§ WORK INSTRUCTIONS
Your reply should be an exact copy of every entry, with the pictures removed.

§ DATASET EXCERPTS
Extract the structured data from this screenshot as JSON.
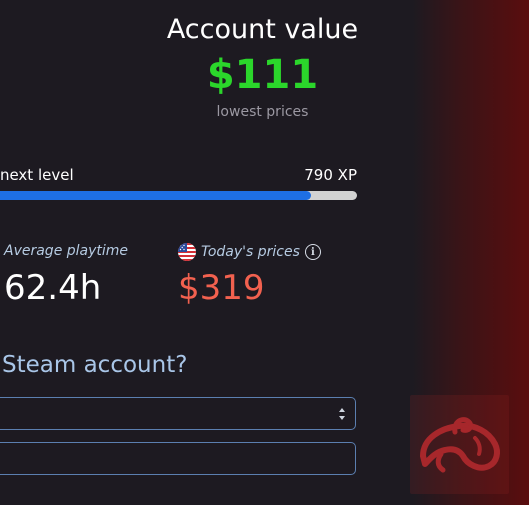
{
  "account": {
    "title": "Account value",
    "value": "$111",
    "subtitle": "lowest prices"
  },
  "level": {
    "label": "o next level",
    "xp": "790 XP",
    "progress": 0.87
  },
  "stats": {
    "playtime_label": "Average playtime",
    "playtime_value": "62.4h",
    "prices_label": "Today's prices",
    "prices_value": "$319"
  },
  "form": {
    "question": "Steam account?"
  },
  "icons": {
    "flag": "us-flag-icon",
    "info": "info-icon",
    "select": "select-arrows-icon",
    "logo": "brand-logo-icon"
  },
  "colors": {
    "value_green": "#2bd62b",
    "price_red": "#f2614f",
    "progress_blue": "#1e6fe4",
    "label_blue": "#b6cbe2"
  }
}
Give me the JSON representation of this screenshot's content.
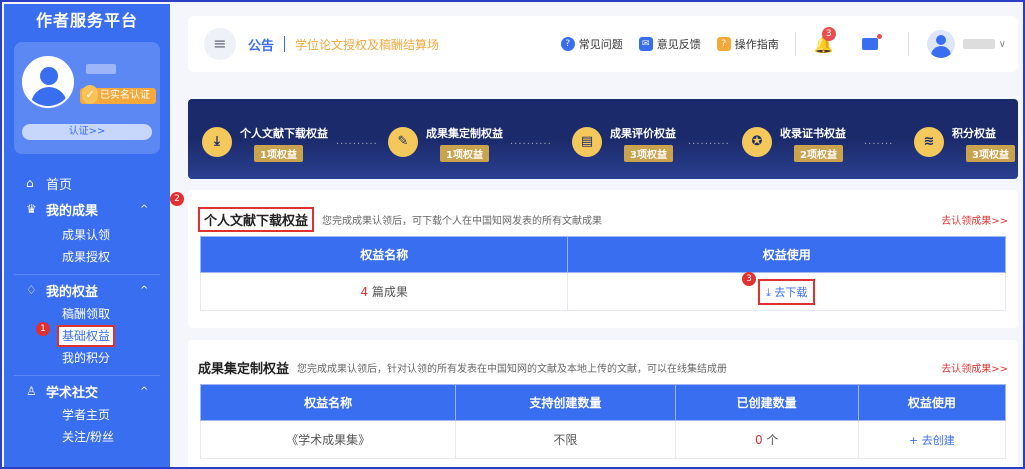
{
  "sidebar": {
    "title": "作者服务平台",
    "verified_label": "已实名认证",
    "cert_button": "认证>>",
    "nav": [
      {
        "icon": "home-icon",
        "glyph": "⌂",
        "label": "首页"
      },
      {
        "icon": "achievement-icon",
        "glyph": "♛",
        "label": "我的成果",
        "chevron": "^",
        "children": [
          "成果认领",
          "成果授权"
        ]
      },
      {
        "icon": "rights-icon",
        "glyph": "♢",
        "label": "我的权益",
        "chevron": "^",
        "children": [
          "稿酬领取",
          "基础权益",
          "我的积分"
        ]
      },
      {
        "icon": "social-icon",
        "glyph": "♙",
        "label": "学术社交",
        "chevron": "^",
        "children": [
          "学者主页",
          "关注/粉丝"
        ]
      }
    ]
  },
  "header": {
    "menu_glyph": "≡",
    "announcement_label": "公告",
    "announcement_text": "学位论文授权及稿酬结算场",
    "links": [
      {
        "icon": "faq-icon",
        "label": "常见问题",
        "color": "#3a6ef0",
        "glyph": "?"
      },
      {
        "icon": "feedback-icon",
        "label": "意见反馈",
        "color": "#3a6ef0",
        "glyph": "✉"
      },
      {
        "icon": "guide-icon",
        "label": "操作指南",
        "color": "#f4a93a",
        "glyph": "?"
      }
    ],
    "notification_count": "3",
    "user_chevron": "∨"
  },
  "rights_banner": [
    {
      "icon": "download-icon",
      "glyph": "⤓",
      "title": "个人文献下载权益",
      "badge": "1项权益"
    },
    {
      "icon": "collection-icon",
      "glyph": "✎",
      "title": "成果集定制权益",
      "badge": "1项权益"
    },
    {
      "icon": "evaluation-icon",
      "glyph": "▤",
      "title": "成果评价权益",
      "badge": "3项权益"
    },
    {
      "icon": "certificate-icon",
      "glyph": "✪",
      "title": "收录证书权益",
      "badge": "2项权益"
    },
    {
      "icon": "points-icon",
      "glyph": "≋",
      "title": "积分权益",
      "badge": "3项权益"
    }
  ],
  "section_download": {
    "title": "个人文献下载权益",
    "desc": "您完成成果认领后，可下载个人在中国知网发表的所有文献成果",
    "link": "去认领成果>>",
    "headers": [
      "权益名称",
      "权益使用"
    ],
    "row": {
      "count": "4",
      "unit": " 篇成果",
      "action": "去下载",
      "action_glyph": "⤓"
    }
  },
  "section_collection": {
    "title": "成果集定制权益",
    "desc": "您完成成果认领后，针对认领的所有发表在中国知网的文献及本地上传的文献，可以在线集结成册",
    "link": "去认领成果>>",
    "headers": [
      "权益名称",
      "支持创建数量",
      "已创建数量",
      "权益使用"
    ],
    "row": {
      "name": "《学术成果集》",
      "support": "不限",
      "created_count": "0",
      "created_unit": " 个",
      "action": "去创建",
      "action_glyph": "+"
    }
  },
  "markers": [
    "1",
    "2",
    "3"
  ],
  "colors": {
    "primary": "#3a6ef0",
    "accent": "#f4a93a",
    "highlight": "#e03030",
    "banner": "#1b2a6b"
  }
}
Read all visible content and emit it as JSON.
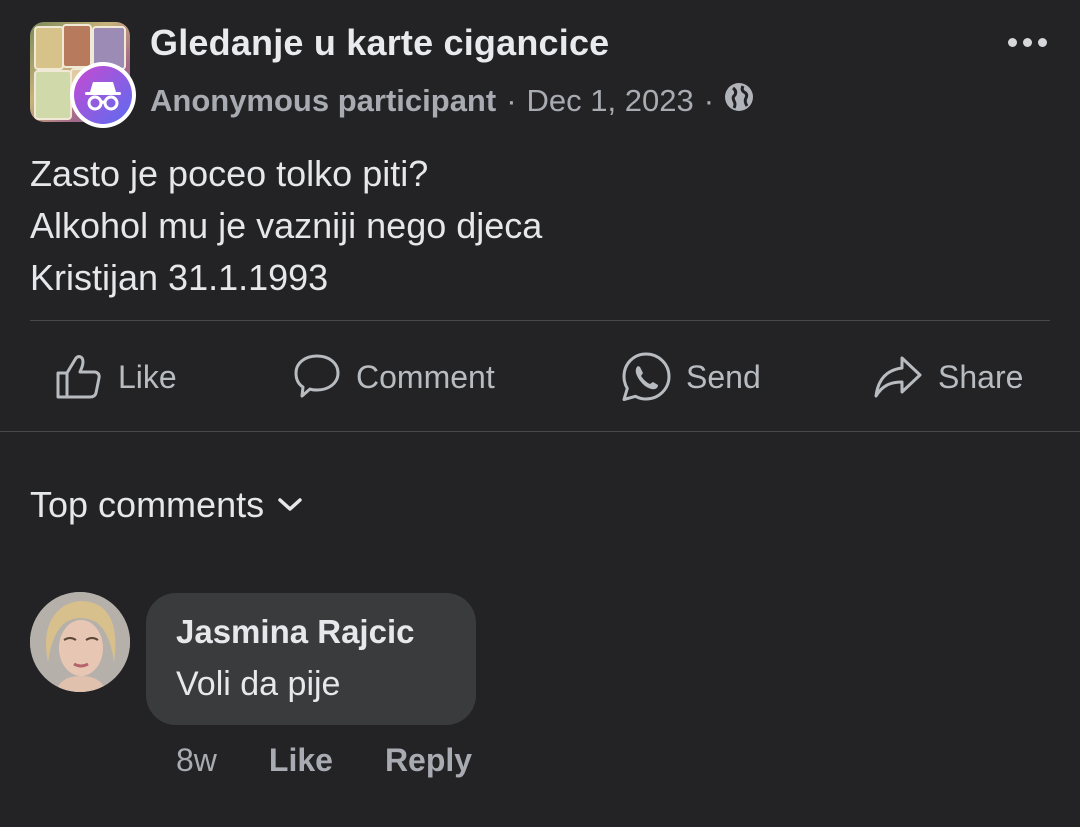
{
  "post": {
    "group_name": "Gledanje u karte cigancice",
    "author": "Anonymous participant",
    "dot": "·",
    "date": "Dec 1, 2023",
    "privacy_icon": "globe-icon",
    "body_lines": [
      "Zasto je poceo tolko piti?",
      "Alkohol mu je vazniji nego djeca",
      "Kristijan 31.1.1993"
    ]
  },
  "actions": {
    "like": "Like",
    "comment": "Comment",
    "send": "Send",
    "share": "Share"
  },
  "comments_section": {
    "sort_label": "Top comments",
    "comments": [
      {
        "name": "Jasmina Rajcic",
        "text": "Voli da pije",
        "time": "8w",
        "like": "Like",
        "reply": "Reply"
      }
    ]
  },
  "colors": {
    "background": "#232326",
    "bubble": "#3a3b3d",
    "anon_gradient": [
      "#c74bd1",
      "#5a6cf0"
    ]
  }
}
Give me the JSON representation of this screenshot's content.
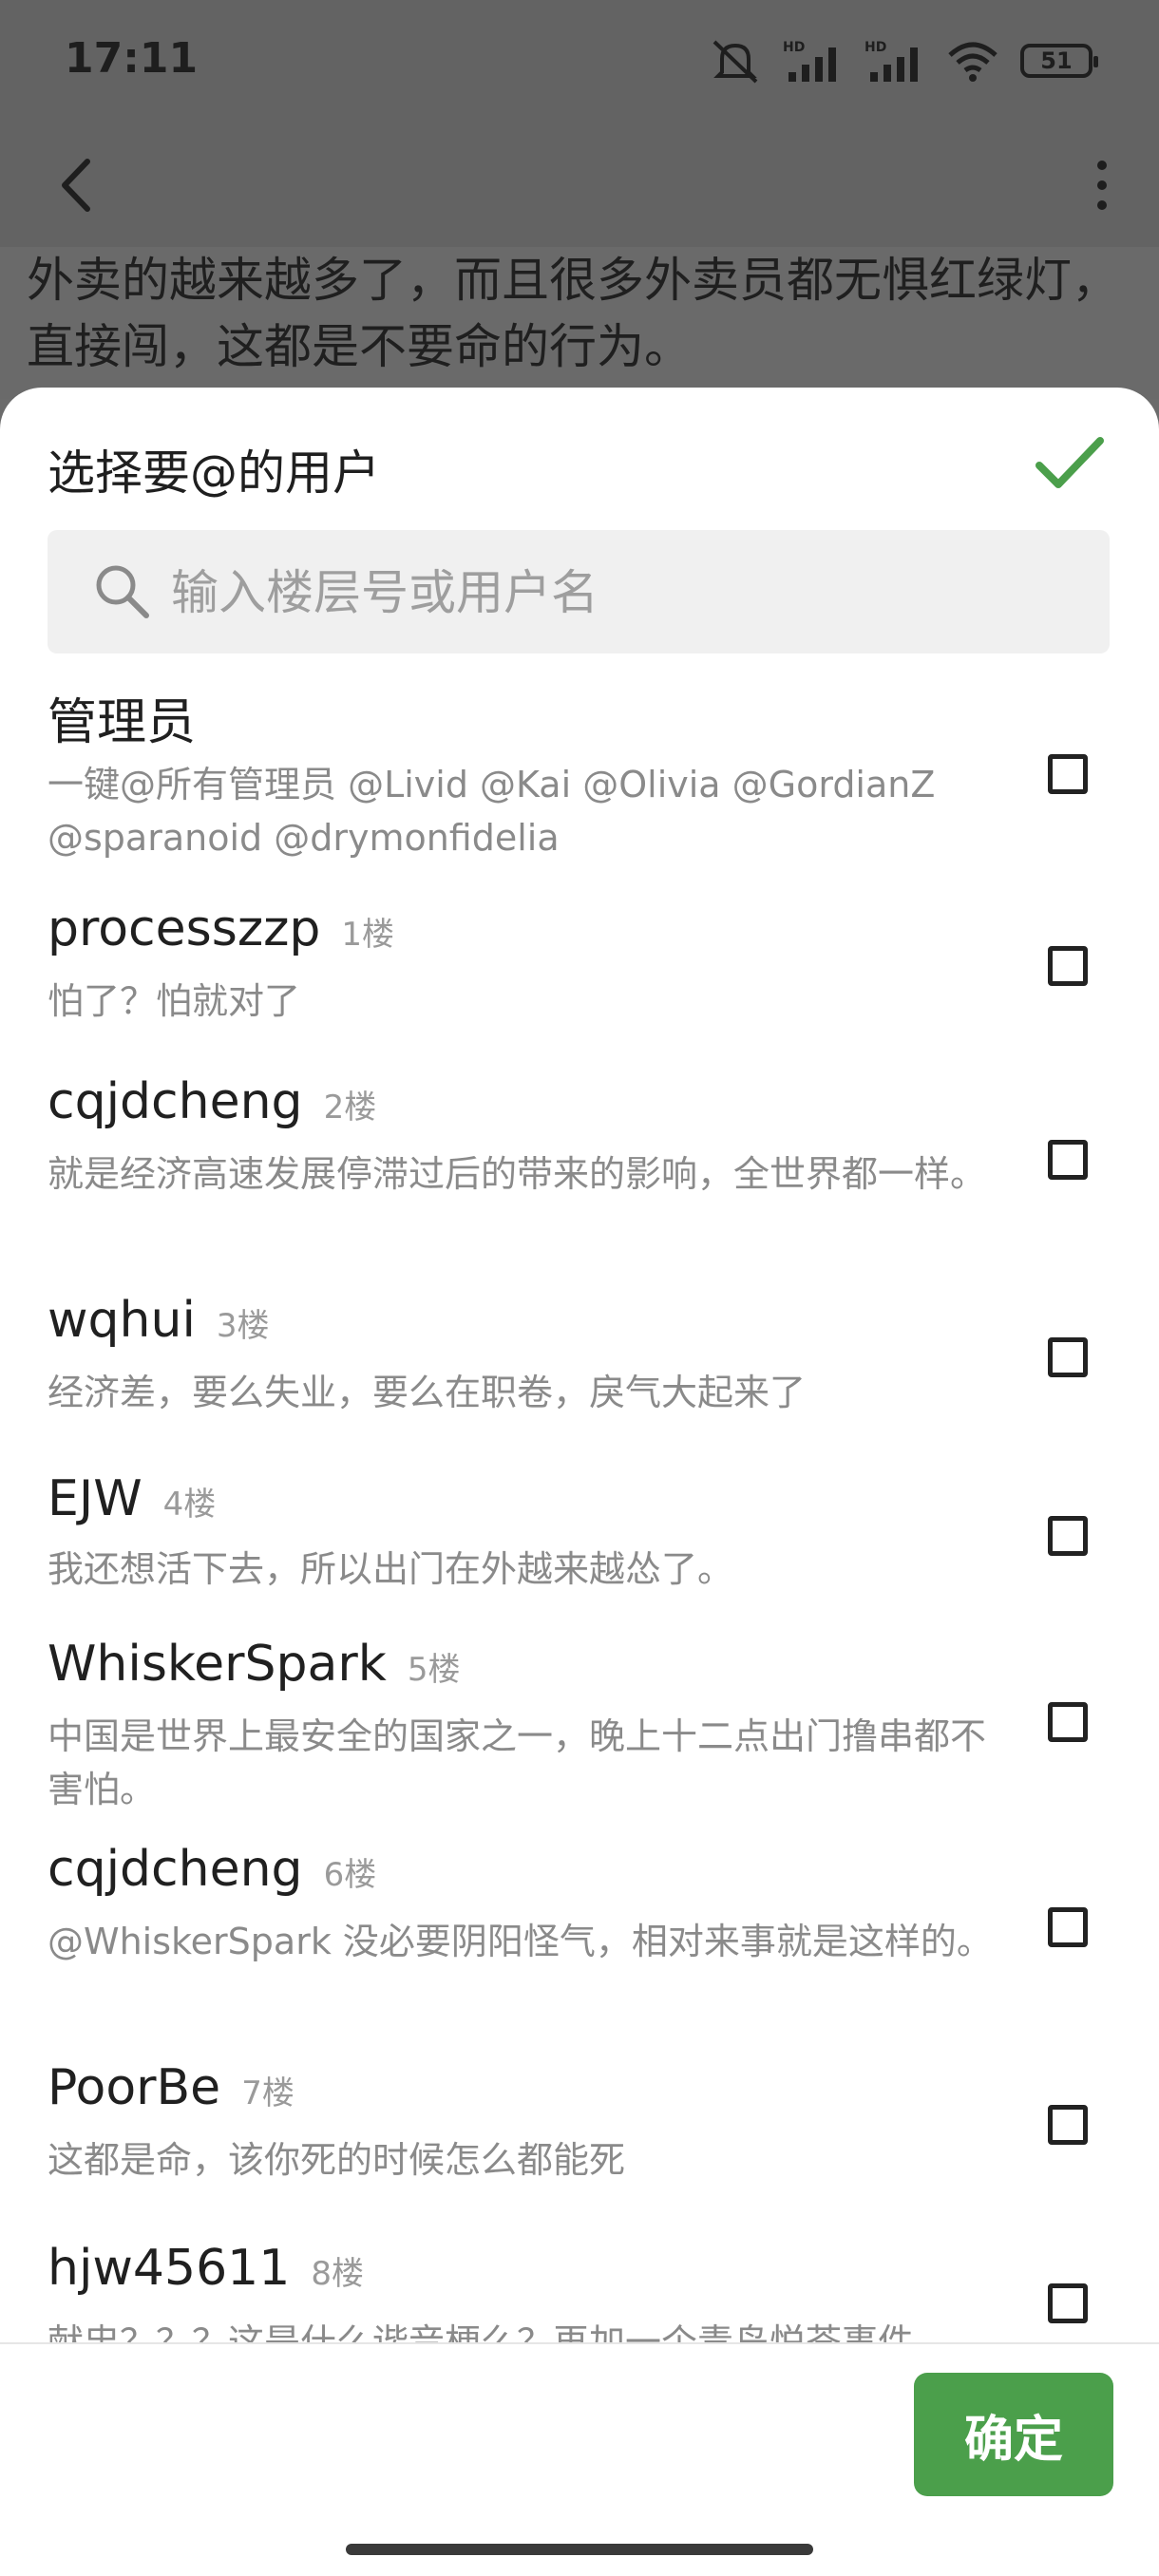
{
  "status_bar": {
    "time": "17:11",
    "battery": "51"
  },
  "background": {
    "post_text": "外卖的越来越多了，而且很多外卖员都无惧红绿灯，直接闯，这都是不要命的行为。"
  },
  "sheet": {
    "title": "选择要@的用户",
    "search_placeholder": "输入楼层号或用户名",
    "confirm_label": "确定",
    "accent_color": "#4b9f4b"
  },
  "items": [
    {
      "name": "管理员",
      "floor": "",
      "desc": "一键@所有管理员 @Livid @Kai @Olivia @GordianZ @sparanoid @drymonfidelia"
    },
    {
      "name": "processzzp",
      "floor": "1楼",
      "desc": "怕了？怕就对了"
    },
    {
      "name": "cqjdcheng",
      "floor": "2楼",
      "desc": "就是经济高速发展停滞过后的带来的影响，全世界都一样。"
    },
    {
      "name": "wqhui",
      "floor": "3楼",
      "desc": "经济差，要么失业，要么在职卷，戾气大起来了"
    },
    {
      "name": "EJW",
      "floor": "4楼",
      "desc": "我还想活下去，所以出门在外越来越怂了。"
    },
    {
      "name": "WhiskerSpark",
      "floor": "5楼",
      "desc": "中国是世界上最安全的国家之一，晚上十二点出门撸串都不害怕。"
    },
    {
      "name": "cqjdcheng",
      "floor": "6楼",
      "desc": "@WhiskerSpark 没必要阴阳怪气，相对来事就是这样的。"
    },
    {
      "name": "PoorBe",
      "floor": "7楼",
      "desc": "这都是命，该你死的时候怎么都能死"
    },
    {
      "name": "hjw45611",
      "floor": "8楼",
      "desc": "献忠？？？这是什么谐音梗么？再加一个青岛悦荟事件"
    }
  ]
}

§ TASK OUTPUT
Extract the structured data from this screenshot as JSON.
{
  "account": {
    "title": "Account value",
    "value": "$111",
    "subtitle": "lowest prices"
  },
  "level": {
    "label": "o next level",
    "xp": "790 XP",
    "progress": 0.87
  },
  "stats": {
    "playtime_label": "Average playtime",
    "playtime_value": "62.4h",
    "prices_label": "Today's prices",
    "prices_value": "$319"
  },
  "form": {
    "question": "Steam account?"
  },
  "icons": {
    "flag": "us-flag-icon",
    "info": "info-icon",
    "select": "select-arrows-icon",
    "logo": "brand-logo-icon"
  },
  "colors": {
    "value_green": "#2bd62b",
    "price_red": "#f2614f",
    "progress_blue": "#1e6fe4",
    "label_blue": "#b6cbe2"
  }
}
Give me the JSON representation of this screenshot's content.
{
  "sidebar": {
    "title": "作者服务平台",
    "verified_label": "已实名认证",
    "cert_button": "认证>>",
    "nav": [
      {
        "icon": "home-icon",
        "glyph": "⌂",
        "label": "首页"
      },
      {
        "icon": "achievement-icon",
        "glyph": "♛",
        "label": "我的成果",
        "chevron": "^",
        "children": [
          "成果认领",
          "成果授权"
        ]
      },
      {
        "icon": "rights-icon",
        "glyph": "♢",
        "label": "我的权益",
        "chevron": "^",
        "children": [
          "稿酬领取",
          "基础权益",
          "我的积分"
        ]
      },
      {
        "icon": "social-icon",
        "glyph": "♙",
        "label": "学术社交",
        "chevron": "^",
        "children": [
          "学者主页",
          "关注/粉丝"
        ]
      }
    ]
  },
  "header": {
    "menu_glyph": "≡",
    "announcement_label": "公告",
    "announcement_text": "学位论文授权及稿酬结算场",
    "links": [
      {
        "icon": "faq-icon",
        "label": "常见问题",
        "color": "#3a6ef0",
        "glyph": "?"
      },
      {
        "icon": "feedback-icon",
        "label": "意见反馈",
        "color": "#3a6ef0",
        "glyph": "✉"
      },
      {
        "icon": "guide-icon",
        "label": "操作指南",
        "color": "#f4a93a",
        "glyph": "?"
      }
    ],
    "notification_count": "3",
    "user_chevron": "∨"
  },
  "rights_banner": [
    {
      "icon": "download-icon",
      "glyph": "⤓",
      "title": "个人文献下载权益",
      "badge": "1项权益"
    },
    {
      "icon": "collection-icon",
      "glyph": "✎",
      "title": "成果集定制权益",
      "badge": "1项权益"
    },
    {
      "icon": "evaluation-icon",
      "glyph": "▤",
      "title": "成果评价权益",
      "badge": "3项权益"
    },
    {
      "icon": "certificate-icon",
      "glyph": "✪",
      "title": "收录证书权益",
      "badge": "2项权益"
    },
    {
      "icon": "points-icon",
      "glyph": "≋",
      "title": "积分权益",
      "badge": "3项权益"
    }
  ],
  "section_download": {
    "title": "个人文献下载权益",
    "desc": "您完成成果认领后，可下载个人在中国知网发表的所有文献成果",
    "link": "去认领成果>>",
    "headers": [
      "权益名称",
      "权益使用"
    ],
    "row": {
      "count": "4",
      "unit": " 篇成果",
      "action": "去下载",
      "action_glyph": "⤓"
    }
  },
  "section_collection": {
    "title": "成果集定制权益",
    "desc": "您完成成果认领后，针对认领的所有发表在中国知网的文献及本地上传的文献，可以在线集结成册",
    "link": "去认领成果>>",
    "headers": [
      "权益名称",
      "支持创建数量",
      "已创建数量",
      "权益使用"
    ],
    "row": {
      "name": "《学术成果集》",
      "support": "不限",
      "created_count": "0",
      "created_unit": " 个",
      "action": "去创建",
      "action_glyph": "+"
    }
  },
  "markers": [
    "1",
    "2",
    "3"
  ],
  "colors": {
    "primary": "#3a6ef0",
    "accent": "#f4a93a",
    "highlight": "#e03030",
    "banner": "#1b2a6b"
  }
}
Read all visible content and emit it as JSON.
{
  "post": {
    "group_name": "Gledanje u karte cigancice",
    "author": "Anonymous participant",
    "dot": "·",
    "date": "Dec 1, 2023",
    "privacy_icon": "globe-icon",
    "body_lines": [
      "Zasto je poceo tolko piti?",
      "Alkohol mu je vazniji nego djeca",
      "Kristijan 31.1.1993"
    ]
  },
  "actions": {
    "like": "Like",
    "comment": "Comment",
    "send": "Send",
    "share": "Share"
  },
  "comments_section": {
    "sort_label": "Top comments",
    "comments": [
      {
        "name": "Jasmina Rajcic",
        "text": "Voli da pije",
        "time": "8w",
        "like": "Like",
        "reply": "Reply"
      }
    ]
  },
  "colors": {
    "background": "#232326",
    "bubble": "#3a3b3d",
    "anon_gradient": [
      "#c74bd1",
      "#5a6cf0"
    ]
  }
}
Give me the JSON representation of this screenshot's content.
{
  "status_bar": {
    "time": "17:11",
    "battery": "51"
  },
  "background": {
    "post_text": "外卖的越来越多了，而且很多外卖员都无惧红绿灯，直接闯，这都是不要命的行为。"
  },
  "sheet": {
    "title": "选择要@的用户",
    "search_placeholder": "输入楼层号或用户名",
    "confirm_label": "确定",
    "accent_color": "#4b9f4b"
  },
  "items": [
    {
      "name": "管理员",
      "floor": "",
      "desc": "一键@所有管理员 @Livid @Kai @Olivia @GordianZ @sparanoid @drymonfidelia"
    },
    {
      "name": "processzzp",
      "floor": "1楼",
      "desc": "怕了？怕就对了"
    },
    {
      "name": "cqjdcheng",
      "floor": "2楼",
      "desc": "就是经济高速发展停滞过后的带来的影响，全世界都一样。"
    },
    {
      "name": "wqhui",
      "floor": "3楼",
      "desc": "经济差，要么失业，要么在职卷，戾气大起来了"
    },
    {
      "name": "EJW",
      "floor": "4楼",
      "desc": "我还想活下去，所以出门在外越来越怂了。"
    },
    {
      "name": "WhiskerSpark",
      "floor": "5楼",
      "desc": "中国是世界上最安全的国家之一，晚上十二点出门撸串都不害怕。"
    },
    {
      "name": "cqjdcheng",
      "floor": "6楼",
      "desc": "@WhiskerSpark 没必要阴阳怪气，相对来事就是这样的。"
    },
    {
      "name": "PoorBe",
      "floor": "7楼",
      "desc": "这都是命，该你死的时候怎么都能死"
    },
    {
      "name": "hjw45611",
      "floor": "8楼",
      "desc": "献忠？？？这是什么谐音梗么？再加一个青岛悦荟事件"
    }
  ]
}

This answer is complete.